Just looking back on the comments you provided about being a 20 year teacher working at the same school. I am sure you could pull a few strings to get your family and friends hired at your school if this regulation never existed right?

Muhammad
Peel District School Board (5 Years) OT

Bryce and Agatha said...

In my opinion what is most crazy about Regulation 274 is that it upholds the very narrow board-based seniority that has been part and parcel of public education for years. Why is the experience of teachers who have shown initiative and taught in international schools or in the north of Canada OR EVEN IN OTHER SCHOOL BOARDS IN ONTARIO not worth anything in the seniority sweepstakes? And let's not forget that the real 'root cause' of all this hassle is the gross mismanagement of the profession ever since it was taken over by the College of Teachers, whose interest in creating new members has far outweighed its interest in seeing that its members gain employment. Why were tens of thousands of graduate teachers permitted to gain training for jobs that didn't exist in the first place?

Peter Reese said...

Hello Marie,

I guess it's been a little bit since we had our little discussion about Regulation 274. May I ask, how do you feel about it now that it's alive and well across ALL public elementary and secondary school boards?

I have now met hundreds of supply teachers who didn't feel it was the right thing back in the spring of 2013, but now feel it's completely justified and fair :)

Let's face reality here, in the collective agreement for contract teachers, have the right to apply for staff transfers and use their "seniority" whenever they apply for "internal" positions that are completely closed off from everyone outside the permanent staff.

I am so happy that Regulation 274 was not bumped by people like you, Angie Potts and Trustee Howard Goodman who care nothing about students except getting their own blood relatives hired before some other poor hardworking bastard who has been stuck for an indefinite period on a supply list prior to this new hiring process. We both know that.

You have a nice day!

Peter Reese
Permanent Contract Teacher (as a result of Reg 274)

Anonymous said...

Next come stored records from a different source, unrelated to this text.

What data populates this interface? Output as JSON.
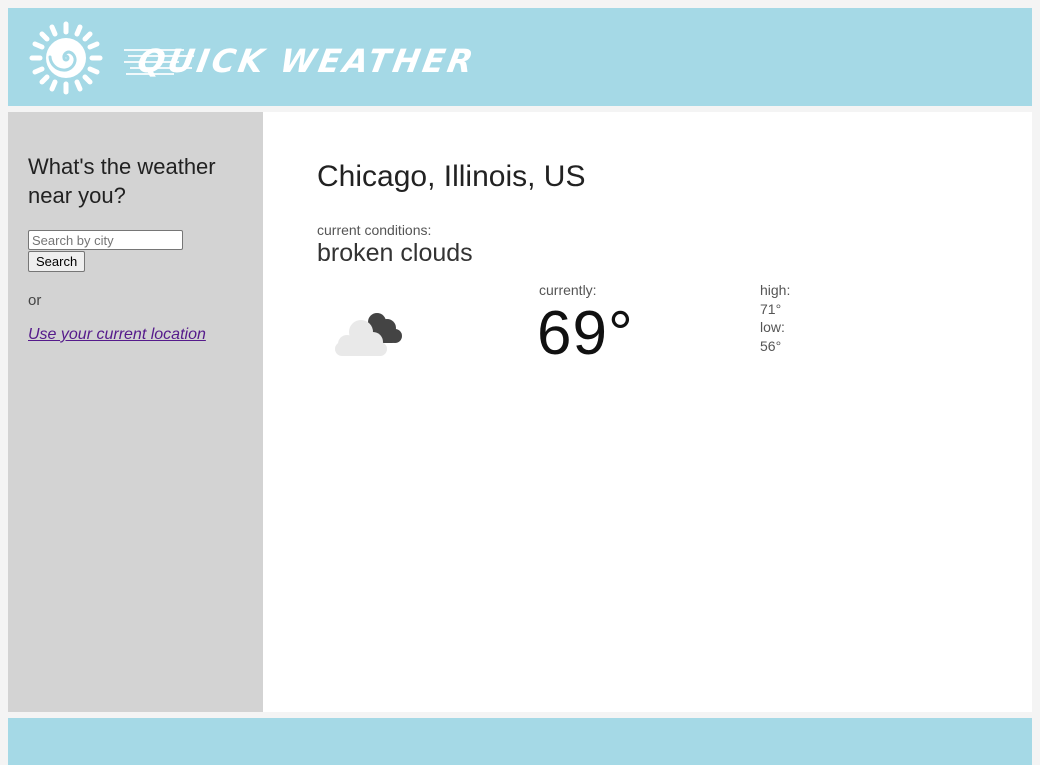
{
  "header": {
    "logo_text": "QUICK WEATHER",
    "sun_icon": "sun-spiral-icon",
    "background": "#a5d9e6"
  },
  "sidebar": {
    "prompt": "What's the weather near you?",
    "search_placeholder": "Search by city",
    "search_value": "",
    "search_button": "Search",
    "or_text": "or",
    "location_link": "Use your current location",
    "background": "#d3d3d3"
  },
  "main": {
    "city": "Chicago, Illinois, US",
    "conditions_label": "current conditions:",
    "conditions_value": "broken clouds",
    "weather_icon": "broken-clouds-icon",
    "currently_label": "currently:",
    "current_temp": "69°",
    "high_label": "high:",
    "high_value": "71°",
    "low_label": "low:",
    "low_value": "56°"
  },
  "footer": {
    "background": "#a5d9e6"
  }
}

I think this whole discussion is demonstrative of the value of seniority. The arguments against it are not well informed, reflect misunderstanding and lack of understanding of both the Reg 274 hiring process and the terrible processes it attempts to replace, as well as a lack of understanding of the political processes involved (eg. Reg 274's implementation is currently being sabotaged by many school boards, and the unions are negotiating with the government to fix its rougher edges; Reg 274 is not immutable for the rest of time... and repealing it would be throwing the baby out with the bathwater).

Meanwhile, those who actually have significant experience as occasional teachers have made persuasive reasoned arguments based on their first-hand experiences.

The teacher unions exist to protect and improve your working conditions, and it's not coincidental that all of them support Reg 274 (though all of them also support removing some of the loopholes that allow management to abuse the new process). Teacher unions do not have an agenda that's independent of their members... they are democratic organizations that follow the will of their members, and the consensus is that Reg 274, while not perfect and in need of some tweaking, is a huge step forward from where we were.

New teachers... sorry to break it to you, but you don't know everything, and you're not any more fabulous than the rest of your colleagues. Get some experience under your belt, talk to your older colleagues, and maybe someday you'll appreciate the wisdom of seniority hiring. In most of your cases, it's going to allow you to get a job sooner than you would have had one without seniority.